Roy Williams might use another word in three weeks.
|Roy Williams could face his former team in San Antonio.|
The dadgum fan might reach into his adjective repertoire from his interview with Bonnie Bernstein circa 2003 to describe the path his top-seeded Tar Heels are on thanks to serendipity. If the seeds hold, the national semifinal would pit No. 1 overall seed North Carolina against Midwest Region No. 1 seed Kansas, the team Williams had just led to the national final when Bernstein asked him if he might bolt for his alma mater.
Williams didn't take too kindly to the question, you might remember, and since he traded Lawrence for Chapel Hill, Jayhawk fans haven't taken too kindly to Williams. "Benedict Williams" T-shirts were a hot commodity in April 2003.
But the potential Kansas-Carolina Final Four matchup on April 5 is just one of the serendipitous turns this bracket has produced.
Here's a look at a few more:
Friends turned foes: No. 6 seed USC vs. No. 11 seed Kansas State
Forget the superstudly freshmen matchup between O.J. Mayo and Michael Beasley. Mayo and K-State's Bill Walker have been best friends since elementary school. The two were teammates at North College Hill High School in Cincinnati and, as you can imagine, North College Hill was pretty good. With those two on the roster, the school won two state titles and ranked among the nation's best teams. Before their senior seasons, the Ohio high school association ruled Walker had exhausted his eligibility, and Mayo bolted to Huntington High (W. Va.). The friendship, though, never suffered. In fact, the two were so tight most people figured their college choice would be a package deal. Instead, they'll be first-round foes in Omaha.

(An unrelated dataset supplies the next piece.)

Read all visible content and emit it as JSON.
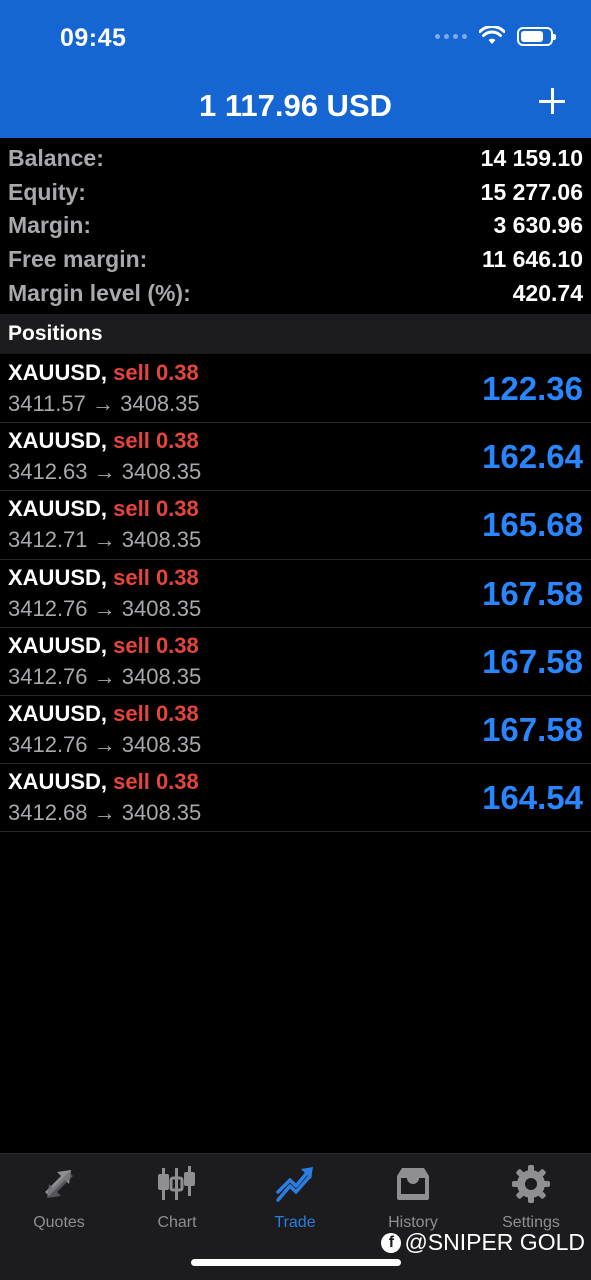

Who blinks first: No. 4 seed Washington State vs. No. 5 seed Notre Dame
Wazzu can't score and the Irish can't miss, so it will be a classic battle of wills if the two meet in the second round. The Cougars, the classic ugly-it-up team, rank third in the nation in scoring defense, giving up just 56.5 points per game. Only UCLA topped 80 points against the Cougars, and only three teams topped 70 points. Notre Dame, in the meantime, averages 80.6 points, 15th in the country. The Irish's fewest points in a game is 65.
5-12 fun continues: Notre Dame vs. George Mason, Clemson vs. Villanova, Drake vs. Western Kentucky, Michigan State vs. Temple
The line where anything can happen looks again like an upset waiting to happen. George Mason will try to be this year's George Mason. Clemson is making its first tourney appearance since 1998, and Villanova is making its fourth consecutive appearance. Drake, with its walk-on turned superstar Adam Emmenecker, will need to beat Western and its future pro, Courtney Lee; Tom Izzo's schizo Spartans, a team that struggled for 36 against Iowa and poured in 103 against Indiana, plays a Temple team that hasn't lost since Feb. 23, winning its last seven.
This game, though, could come down to the most basic fundamentals: fewest clangs from the line. Memphis ranks 327th in free-throw percentage, connecting on only 59.2 percent. Pittsburgh is equally ugly at No. 231, making just 67.2.
Dana O'Neil covers college basketball for ESPN.com and can be reached at email@example.com.